It would appear that we are in somewhat of a “damned if you do, damned if you don’t” sort of situation. If one does publicize one’s ideas regarding societal system change, one runs the risk of alerting those interested in such change along with those against it; and given that those in the latter category have the power in the society, they may act to squelch efforts at societal system change—and, as a consequence, such change will not, then, occur. Planned such change, I should add, given that societal change will occur whether it is planned for or not—e.g., as a result of “global warming” within a few decades. On the other hand, if one does not publicize one’s ideas, the societal change likely to occur will probably be all of a negative nature.

If one has been writing about societal system change, and has not run into problems with the elite, this may be for one of two reasons:

  • The elite’s lackeys have not become aware of what one has written—e.g., because one has not been writing for periodicals or web sites that have a large readership.
  • These lackeys have become aware of what one has written, but have reached the conclusion that the proposals offered will never be implemented—so that they pose no threat to the elite.

How, then, should one proceed if one has what one believes are implementable ideas regarding societal system change, realizes the dangers involved in publicizing them, but is determined to see one’s proposals acted upon? It would seem that there are two possible courses:

  • Attempt to make more people aware of one’s ideas, recognizing the risks that entails.
  • Identify individuals who have wealth, or access to wealth, who might be interested in one’s ideas, and willing to support their implementation, and contact such individuals.

The second option would seem the wiser course—for there must be a few people “out there” who have not only wealth, but enough awareness of “climate science” to realize that we are living in precarious times, and that as “global warming” advances, they will not be able to escape its effects.

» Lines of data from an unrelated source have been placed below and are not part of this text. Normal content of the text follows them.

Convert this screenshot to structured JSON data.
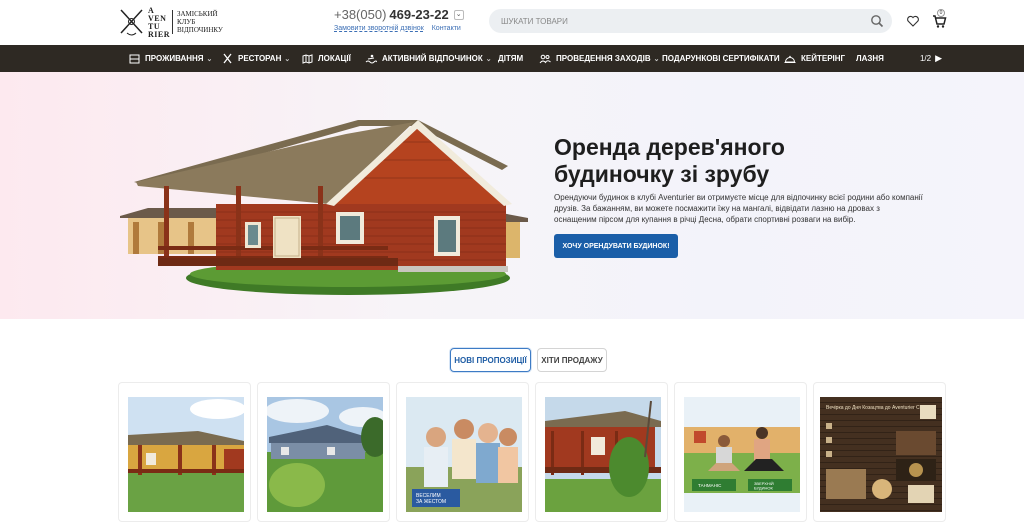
{
  "header": {
    "logo": {
      "mark_word": "A\nVEN\nTU\nRIER",
      "tagline": "Заміський\nклуб\nвідпочинку"
    },
    "phone": {
      "prefix": "+38(050)",
      "number": "469-23-22",
      "chevron": "⌄"
    },
    "links": {
      "callback": "Замовити зворотній дзвінок",
      "contacts": "Контакти"
    },
    "search": {
      "placeholder": "ШУКАТИ ТОВАРИ"
    },
    "cart_count": "0"
  },
  "nav": {
    "items": [
      {
        "label": "ПРОЖИВАННЯ",
        "icon": "bed-icon",
        "dropdown": true
      },
      {
        "label": "РЕСТОРАН",
        "icon": "cutlery-icon",
        "dropdown": true
      },
      {
        "label": "ЛОКАЦІЇ",
        "icon": "map-icon",
        "dropdown": false
      },
      {
        "label": "АКТИВНИЙ ВІДПОЧИНОК",
        "icon": "activity-icon",
        "dropdown": true
      },
      {
        "label": "ДІТЯМ",
        "icon": "",
        "dropdown": false
      },
      {
        "label": "ПРОВЕДЕННЯ ЗАХОДІВ",
        "icon": "people-icon",
        "dropdown": true
      },
      {
        "label": "ПОДАРУНКОВІ СЕРТИФІКАТИ",
        "icon": "",
        "dropdown": false
      },
      {
        "label": "КЕЙТЕРІНГ",
        "icon": "cloche-icon",
        "dropdown": false
      },
      {
        "label": "ЛАЗНЯ",
        "icon": "",
        "dropdown": false
      }
    ],
    "pager": "1/2",
    "caret": "⌄",
    "next_arrow": "▶"
  },
  "hero": {
    "title": "Оренда дерев'яного будиночку зі зрубу",
    "description": "Орендуючи будинок в клубі Aventurier ви отримуєте місце для відпочинку всієї родини або компанії друзів. За бажанням, ви можете посмажити їжу на мангалі, відвідати лазню на дровах з оснащеним пірсом для купання в річці Десна, обрати спортивні розваги на вибір.",
    "button": "Хочу орендувати будинок!"
  },
  "tabs": {
    "new": "Нові пропозиції",
    "hits": "Хіти продажу"
  },
  "product_badges": {
    "card3": "ВЕСЕЛИМ\nЗА ЖЕСТОМ",
    "card5": [
      "ТАНМАНІС",
      "ЗВЕРХНІЙ\nБУДИНОК"
    ],
    "card6": "Вечірка до Дня Козацтва до Aventurier Club"
  },
  "colors": {
    "nav_bg": "#2e2923",
    "accent": "#1a5ea8",
    "hero_bg_left": "#fde9ef",
    "hero_bg_right": "#f5f4fb"
  }
}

Some such people may even have the intelligence to realize that although members of the elite may have an advantage in the early phases of the societal collapse that is likely to result from “global warming,” in the long run, however, they will have the least chance to survive.

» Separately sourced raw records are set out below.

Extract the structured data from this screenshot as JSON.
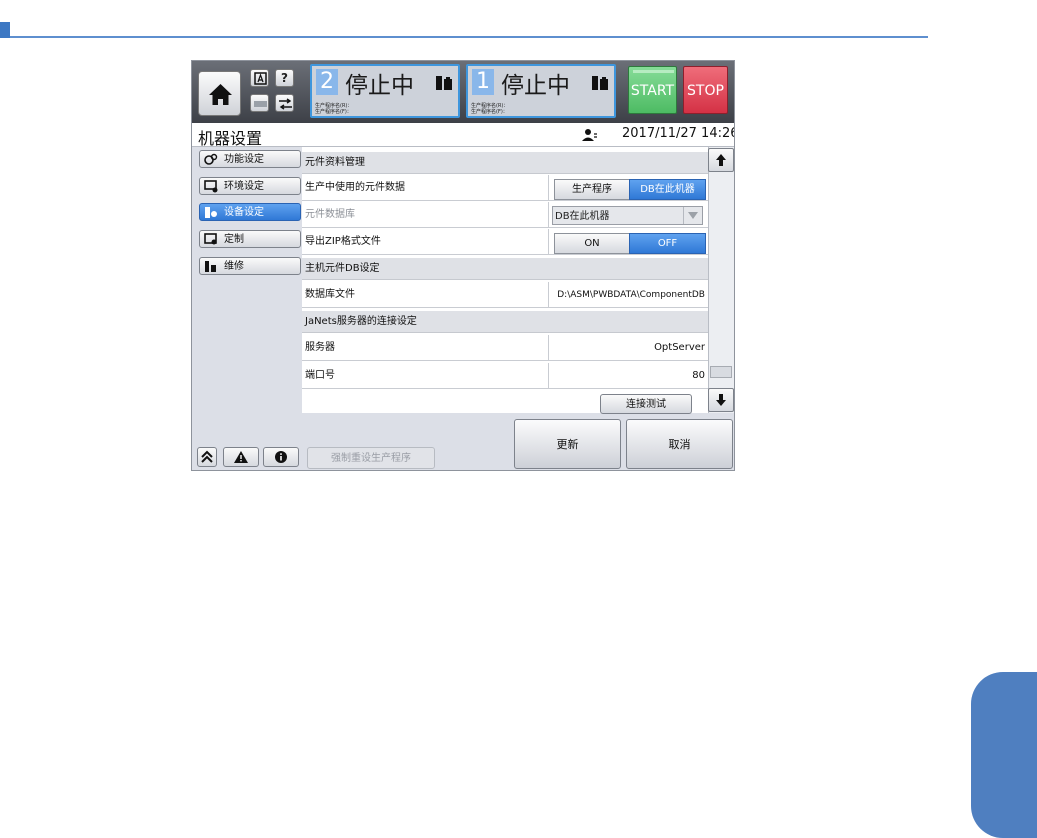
{
  "header": {
    "lanes": [
      {
        "number": "2",
        "status": "停止中",
        "prog_r": "生产程序名(R)：",
        "prog_f": "生产程序名(F)："
      },
      {
        "number": "1",
        "status": "停止中",
        "prog_r": "生产程序名(R)：",
        "prog_f": "生产程序名(F)："
      }
    ],
    "help_label": "?",
    "start_label": "START",
    "stop_label": "STOP"
  },
  "title_bar": {
    "title": "机器设置",
    "datetime": "2017/11/27 14:26"
  },
  "menu": {
    "items": [
      {
        "label": "功能设定",
        "icon": "gear-cluster-icon",
        "active": false
      },
      {
        "label": "环境设定",
        "icon": "monitor-settings-icon",
        "active": false
      },
      {
        "label": "设备设定",
        "icon": "device-settings-icon",
        "active": true
      },
      {
        "label": "定制",
        "icon": "custom-window-icon",
        "active": false
      },
      {
        "label": "维修",
        "icon": "maintenance-icon",
        "active": false
      }
    ]
  },
  "content": {
    "section1": {
      "title": "元件资料管理",
      "row1_label": "生产中使用的元件数据",
      "row1_opt_a": "生产程序",
      "row1_opt_b": "DB在此机器",
      "row2_label": "元件数据库",
      "row2_value": "DB在此机器",
      "row3_label": "导出ZIP格式文件",
      "row3_on": "ON",
      "row3_off": "OFF"
    },
    "section2": {
      "title": "主机元件DB设定",
      "row1_label": "数据库文件",
      "row1_value": "D:\\ASM\\PWBDATA\\ComponentDB"
    },
    "section3": {
      "title": "JaNets服务器的连接设定",
      "row1_label": "服务器",
      "row1_value": "OptServer",
      "row2_label": "端口号",
      "row2_value": "80"
    }
  },
  "actions": {
    "connection_test": "连接测试",
    "update": "更新",
    "cancel": "取消",
    "force_reset": "强制重设生产程序"
  },
  "colors": {
    "accent_blue": "#3e96dd",
    "active_blue": "#2f78d6",
    "start_green": "#4dbb63",
    "stop_red": "#d43145"
  }
}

It may very well be the case, in fact, that only the rich can save us, as Ralph Nader has argued. However, this will only occur if they (some of them, at least) come to realize that (a) few can be saved, but that (b) if they come to understand that whatever “salvation” is possible lies in creating a New Society within the Existing Order, and then (c) use—ASAP—their resources and power to work to create that New Society, it’s conceivable that many more humans will survive “global warming” than what some climate scientists predict (e.g., perhaps only 7% of what it is now, or even much lower).

At present, government is under the control of the elite, and is used to serve the interests of the elite. If, however, at least some members of the elite would “wake up,” they could use their resources, power, and influence not only directly to bring about change, but indirectly through their influence on government.

I fear, however, that I am only dreaming!

About the author: Al Thompson works (data management) for an Engineering (Avionics) firm in Milwaukee. Click here to mail him.